What are international treaties actually worth? When individuals sign contracts, they take the risk that they may not honour them. But can a State be forced to meet its commitments?
This is a relevant question to ask on the eve of the COP21, when States are meeting together to reach an agreement on climate change.
“To arms, citizens, to defend your rights!” is the answer suggested in substance by the report entitled, “Strengthening the effectiveness of international environmental law”.
This report has been drawn up by the Club des Juristes’ Environment Commission, which I have the pleasure of coordinating. This Commission brings together academics, judges and lawyers, with it being no exaggeration to say that they are among the top specialists in environmental law in France.
The observation is clear: due to a lack of control mechanisms and effective sanctions, States may deliberately choose not to respect the treaties they have signed.
Take Canada, for example, which in 2011 realised it would not be able to reach the targets set by the Kyoto protocol. Instead of reducing its greenhouse gas emissions by 28%, it had increased them by 6%. No worries, to avoid sanctions, the country implemented a very simple solution, namely deciding unilaterally to withdraw from the Kyoto protocol!
This is because international law is based on a fundamental principle, namely the sovereignty of States. If this principle is conceived in overly absolute terms, it will hinder the progress of international environmental law. It is at the origin of two series of difficulties.
The first difficulty involves the negotiation of treaties: a State is only subject to international law if it chooses, in its sovereign capacity, to accede to a treaty. This is the key difference between States and individuals, whose consent is not sought before imposing legislation…
This is how the United States failed to ratify both the 1992 Rio Convention on biological diversity and the 1997 Kyoto protocol. This resistance by certain States is harmful, as the ecological crisis requires all concerned countries to rally together. To fight climate change or the extinction of endangered species, it is obvious that legal norms need to be adopted on a global scale.
This is why citizens play a key role. From the negotiation stage onwards, they need to put pressure on political leaders to ensure they sign and then ratify ambitious international agreements. The Environment Commission report proposes the introduction of a citizens’ right of initiative on a global scale. It also aims to establish the place of civil society in international negotiations. The principal of public participation, which already exists in national law, should be enshrined for the negotiation of international norms.
Non-State players, such as NGOs, businesses and regional authorities, play a major role which should be better recognised by law. The adoption of environmental treaties should not be left solely in the hands of diplomats. Citizens have a voice. We should create instruments for participative democracy on an international level. It will then be the role of civil society to appropriate them.
The second difficulty concerns the application of treaties: the mechanisms for control and sanction are inefficient. International justice is optional and subsequently, several States, including France and the United States, have chosen not to recognise the compulsory jurisdiction of the International Court of Justice, but rather acknowledge it on a case-by-case basis, for specific disputes. The report invites France to agree to submit to this jurisdiction, joining the majority of major European countries, including Germany, the UK and Italy. In addition, it proposes granting NGOs a right of intervention before the International Court of Justice to submit their comments.

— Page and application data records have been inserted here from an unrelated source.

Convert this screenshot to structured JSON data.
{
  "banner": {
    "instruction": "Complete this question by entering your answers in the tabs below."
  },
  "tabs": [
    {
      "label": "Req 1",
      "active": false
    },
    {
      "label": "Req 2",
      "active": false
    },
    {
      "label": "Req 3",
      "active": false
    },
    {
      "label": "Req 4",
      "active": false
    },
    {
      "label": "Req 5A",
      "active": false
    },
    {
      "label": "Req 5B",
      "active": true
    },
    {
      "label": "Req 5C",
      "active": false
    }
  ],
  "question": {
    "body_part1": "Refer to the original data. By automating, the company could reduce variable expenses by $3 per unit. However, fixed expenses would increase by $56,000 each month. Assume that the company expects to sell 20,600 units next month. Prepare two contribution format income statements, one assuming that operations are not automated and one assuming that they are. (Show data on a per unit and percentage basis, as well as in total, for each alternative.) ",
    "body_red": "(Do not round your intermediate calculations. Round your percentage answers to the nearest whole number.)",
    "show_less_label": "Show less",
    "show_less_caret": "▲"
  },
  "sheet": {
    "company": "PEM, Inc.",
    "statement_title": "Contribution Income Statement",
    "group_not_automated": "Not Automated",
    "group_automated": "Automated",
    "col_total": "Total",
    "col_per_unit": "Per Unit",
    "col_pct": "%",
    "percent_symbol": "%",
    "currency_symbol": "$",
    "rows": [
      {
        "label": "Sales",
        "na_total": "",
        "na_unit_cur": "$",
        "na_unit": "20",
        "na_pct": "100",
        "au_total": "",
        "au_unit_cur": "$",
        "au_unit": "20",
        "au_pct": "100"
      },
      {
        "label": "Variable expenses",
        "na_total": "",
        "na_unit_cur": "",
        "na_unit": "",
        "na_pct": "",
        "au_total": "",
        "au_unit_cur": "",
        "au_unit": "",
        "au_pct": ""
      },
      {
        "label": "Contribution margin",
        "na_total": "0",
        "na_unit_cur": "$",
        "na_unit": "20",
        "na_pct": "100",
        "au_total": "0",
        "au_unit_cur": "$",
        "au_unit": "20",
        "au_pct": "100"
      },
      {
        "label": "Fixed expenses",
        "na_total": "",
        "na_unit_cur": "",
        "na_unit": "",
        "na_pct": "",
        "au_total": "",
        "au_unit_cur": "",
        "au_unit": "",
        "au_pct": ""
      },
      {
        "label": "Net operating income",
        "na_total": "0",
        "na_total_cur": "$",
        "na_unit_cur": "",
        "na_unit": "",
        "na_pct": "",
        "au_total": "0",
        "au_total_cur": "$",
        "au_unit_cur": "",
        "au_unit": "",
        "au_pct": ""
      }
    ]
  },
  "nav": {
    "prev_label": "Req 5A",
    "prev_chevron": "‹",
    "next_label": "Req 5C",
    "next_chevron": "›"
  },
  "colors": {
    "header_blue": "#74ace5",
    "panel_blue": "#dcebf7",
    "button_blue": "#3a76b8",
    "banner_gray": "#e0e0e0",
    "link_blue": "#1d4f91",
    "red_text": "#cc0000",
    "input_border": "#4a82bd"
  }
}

To ensure States comply with their international commitments, citizens should be able to refer cases to the court in the event of commitment failures. Civil society plays an essential monitoring role. A good example of this can be seen in a recent ruling handed down by a court of The Hague. On 29 June 2015, in response to a case brought by 900 citizens forming an NGO, the court ordered the Dutch government to reduce greenhouse gas emissions in order to comply with its international commitments.
Lastly, the report sets out an ambitious proposal, considering time has come to adopt a “Universal Environmental Charter “. This would involve setting the key founding principles in the stone of international law, including the right of each person to a healthy environment. This is a fundamental human right, which would give rise to a series of ensuing rights, including the right for citizens to bring cases to court to force States to respect their international commitments. It would also lead to a series of consequential rights, such as the right to information or public participation, which should be included in the Charter.
This new generation of human rights must be enshrined in a treaty which all States must respect. The only texts in existence today, on an international scale, are simple declarations, such as the “Rio Declaration”, which has no legal force. Such texts cannot be invoked in court.
In 1966, nearly 50 years ago, two “International Pacts” were signed within the framework of the UN – one to enshrine civil and political rights, and the other, economic, social and cultural rights.
This diptych should now be completed by a Universal Environmental Charter, so that this text serves as a constant reminder for both citizens and States of their rights and duties to protect the planet.